Each line of the listing that includes the string "Светлана" needs to be located and copied.
• • • • •
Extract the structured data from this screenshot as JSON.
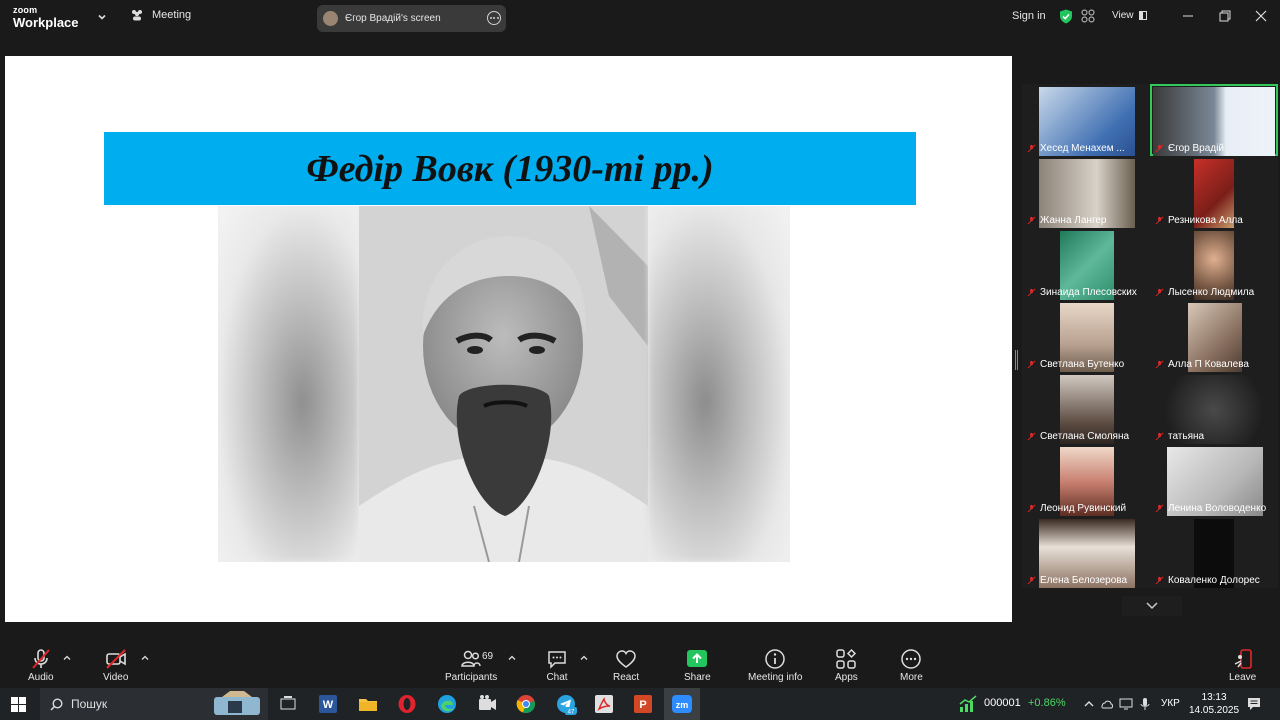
{
  "app": {
    "brand_top": "zoom",
    "brand_bottom": "Workplace",
    "meeting_label": "Meeting",
    "screen_share_label": "Єгор Врадій's screen",
    "signin_label": "Sign in",
    "view_label": "View"
  },
  "slide": {
    "title": "Федір Вовк  (1930-ті рр.)",
    "title_bg": "#00aeef"
  },
  "gallery": {
    "participants": [
      {
        "name": "Хесед Менахем ..."
      },
      {
        "name": "Єгор Врадій",
        "active": true
      },
      {
        "name": "Жанна Лангер"
      },
      {
        "name": "Резникова Алла"
      },
      {
        "name": "Зинаида Плесовских"
      },
      {
        "name": "Лысенко Людмила"
      },
      {
        "name": "Светлана Бутенко"
      },
      {
        "name": "Алла П Ковалева"
      },
      {
        "name": "Светлана Смоляна"
      },
      {
        "name": "татьяна"
      },
      {
        "name": "Леонид Рувинский"
      },
      {
        "name": "Ленина Воловоденко"
      },
      {
        "name": "Елена Белозерова"
      },
      {
        "name": "Коваленко Долорес"
      }
    ]
  },
  "toolbar": {
    "audio": "Audio",
    "video": "Video",
    "participants": "Participants",
    "participants_count": "69",
    "chat": "Chat",
    "react": "React",
    "share": "Share",
    "meeting_info": "Meeting info",
    "apps": "Apps",
    "more": "More",
    "leave": "Leave"
  },
  "taskbar": {
    "search_placeholder": "Пошук",
    "stock_value": "000001",
    "stock_change": "+0.86%",
    "language": "УКР",
    "time": "13:13",
    "date": "14.05.2025",
    "telegram_badge": "47"
  },
  "colors": {
    "accent_green": "#34c759",
    "share_green": "#22c55e",
    "mute_red": "#e02828"
  }
}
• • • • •
§ The completed task
        "name": "Светлана Бутенко"
        "name": "Светлана Смоляна"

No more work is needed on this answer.